The kids all arrived home from school full of stories from their first days of school.  Sophie and Megan were thrilled about everything,  Jack had a look of fear on his face when describing his first day.  Jack has been blessed(although I think he would choose another word to describe it) with a very experienced, firm, authoritative type teacher.  I think he is going to learn a lot from her and she in turn will learn a lot from Jack.  As a mama it is always difficult to stand at the edge and watch your children learn to take flight as they realize the potential of their wing span…Jack is going to soar ,we know it, he just needs a little nudging! 

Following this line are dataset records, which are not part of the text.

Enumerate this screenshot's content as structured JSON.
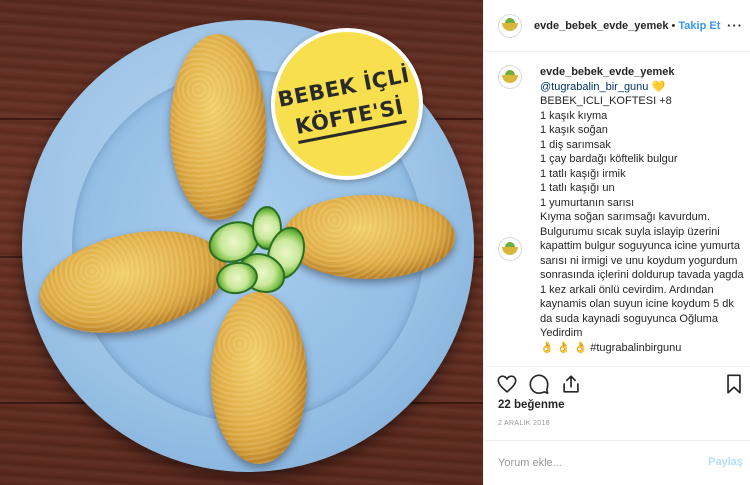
{
  "photo": {
    "badge_line1": "BEBEK İÇLİ",
    "badge_line2": "KÖFTE'Sİ",
    "badge_color": "#f7df4d",
    "plate_color": "#9cc3e6",
    "table_color": "#5b2a1f"
  },
  "header": {
    "username": "evde_bebek_evde_yemek",
    "separator": "•",
    "follow_label": "Takip Et",
    "more_label": "···",
    "follow_color": "#3897f0"
  },
  "caption": {
    "username": "evde_bebek_evde_yemek",
    "mention": "@tugrabalin_bir_gunu",
    "heart": "💛",
    "lines": [
      "BEBEK_ICLI_KOFTESI +8",
      "1 kaşık kıyma",
      "1 kaşık soğan",
      "1 diş sarımsak",
      "1 çay bardağı köftelik bulgur",
      "1 tatlı kaşığı irmik",
      "1 tatlı kaşığı un",
      "1 yumurtanın sarısı"
    ],
    "paragraph": "Kıyma soğan sarımsağı kavurdum. Bulgurumu sıcak suyla islayip üzerini kapattim bulgur soguyunca icine yumurta sarısı ni irmigi ve unu koydum yogurdum sonrasında içlerini doldurup tavada yagda 1 kez arkali önlü cevirdim. Ardından kaynamis olan suyun icine koydum 5 dk da suda kaynadi soguyunca Oğluma Yedirdim",
    "cut_line": "👌 👌 👌 #tugrabalinbirgunu"
  },
  "actions": {
    "like_icon": "heart-outline-icon",
    "comment_icon": "comment-bubble-icon",
    "share_icon": "share-arrow-icon",
    "save_icon": "bookmark-icon"
  },
  "likes_text": "22 beğenme",
  "date_text": "2 ARALIK 2018",
  "comment": {
    "placeholder": "Yorum ekle...",
    "post_label": "Paylaş"
  }
}
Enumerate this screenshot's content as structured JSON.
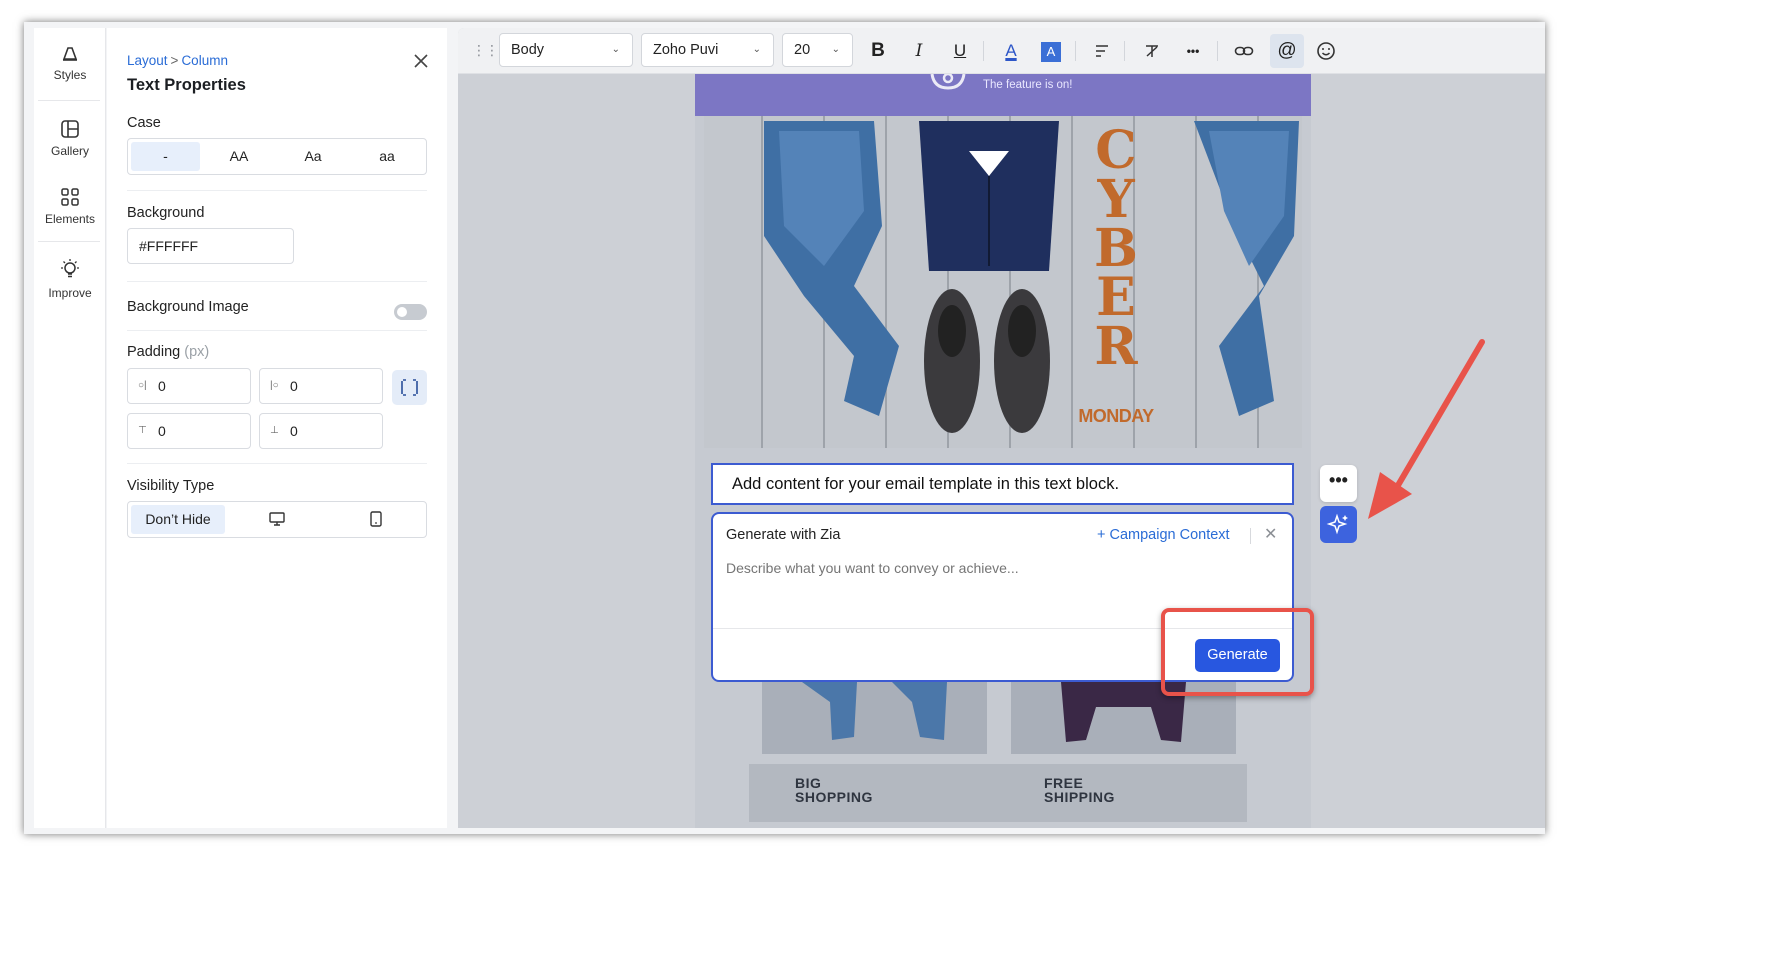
{
  "rail": {
    "items": [
      {
        "label": "Styles",
        "icon": "paint-brush-icon"
      },
      {
        "label": "Gallery",
        "icon": "gallery-icon"
      },
      {
        "label": "Elements",
        "icon": "elements-grid-icon"
      },
      {
        "label": "Improve",
        "icon": "lightbulb-icon"
      }
    ]
  },
  "panel": {
    "breadcrumb": [
      "Layout",
      "Column"
    ],
    "breadcrumb_sep": ">",
    "title": "Text Properties",
    "case": {
      "label": "Case",
      "options": [
        "-",
        "AA",
        "Aa",
        "aa"
      ],
      "selected": "-"
    },
    "background": {
      "label": "Background",
      "value": "#FFFFFF"
    },
    "background_image": {
      "label": "Background Image",
      "enabled": false
    },
    "padding": {
      "label": "Padding",
      "unit": "(px)",
      "left": "0",
      "right": "0",
      "top": "0",
      "bottom": "0"
    },
    "visibility": {
      "label": "Visibility Type",
      "options": [
        "Don’t Hide",
        "desktop-icon",
        "mobile-icon"
      ],
      "selected": "Don’t Hide"
    }
  },
  "toolbar": {
    "style_select": "Body",
    "font_select": "Zoho Puvi",
    "size_select": "20",
    "buttons": [
      "bold-icon",
      "italic-icon",
      "underline-icon",
      "font-color-icon",
      "highlight-color-icon",
      "align-icon",
      "clear-format-icon",
      "more-icon",
      "link-icon",
      "mention-icon",
      "emoji-icon"
    ],
    "bold": "B",
    "italic": "I",
    "underline": "U",
    "font_color": "A",
    "highlight": "A",
    "more": "•••",
    "mention": "@"
  },
  "email": {
    "banner_text": "The feature is on!",
    "hero_word": [
      "C",
      "Y",
      "B",
      "E",
      "R"
    ],
    "hero_sub": "MONDAY",
    "text_block": "Add content for your email template in this text block.",
    "promo_left": [
      "BIG",
      "SHOPPING"
    ],
    "promo_right": [
      "FREE",
      "SHIPPING"
    ]
  },
  "zia": {
    "title": "Generate with Zia",
    "context_link": "+ Campaign Context",
    "placeholder": "Describe what you want to convey or achieve...",
    "generate_label": "Generate"
  },
  "side": {
    "more": "•••"
  },
  "colors": {
    "accent": "#2857E0",
    "link": "#2A6CD6",
    "banner": "#7C76C4",
    "highlight": "#E8534A"
  }
}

Wednesday morning went a little smoother even with Lucy awake.  She again woke early, before the kids, complaining of belly pain.  I called IR first thing Wednesday morning after e-mailing Dr. R on Tuesday, to see if they could get her in anytime after noon as I had to be home to get Sophie off of the bus before hand.  IR was booked solid all day and could not squeeze Lucy in until Thursday morning at nine.  Knowing that Lucy would most likely be awake at the crack of dawn, I agreed to the early morning time slot and felt more confident that if we could fix whatever problem she was having with her tube that she might just feel better and in turn sleep better.  Lucy’s tube was found to still be in position(yeah for Lucy!) but had an obstruction somewhere causing it to stop draining.  We went ahead and replaced her tube, which by the way only took ten minutes because  we could just thread the guide wire through her old tube and pull and replace it with a new one, once connected to drainage her j-tube  poured out over 200mls of bile…poor baby.  Lucy has been sleeping better since getting her new tubie,  I wish I had pushed harder to get it looked at sooner.

We are working at getting back into the routine of tip-toeing early in the morning so as not to wake the sleeping Lucy and getting dressed for school.  Packing lunches now times three at least two days a week as Sophie is enrolled in an extended day program on Tuesdays and Thursdays.  Daily homework and reading logs that need to be signed and returned the following school day.  Getting used to new daily schedules, therapy schedules, nursing schedules, after school activity schedules, and eating dinner before 7:00pm so that we can have everyone that needs to be on a school bus the next morning in their beds by 8:00pm(this one is proving to be a bit more challenging). 

It is an unusual balance of normal and abnormal that we are both blessed and challenged to live with.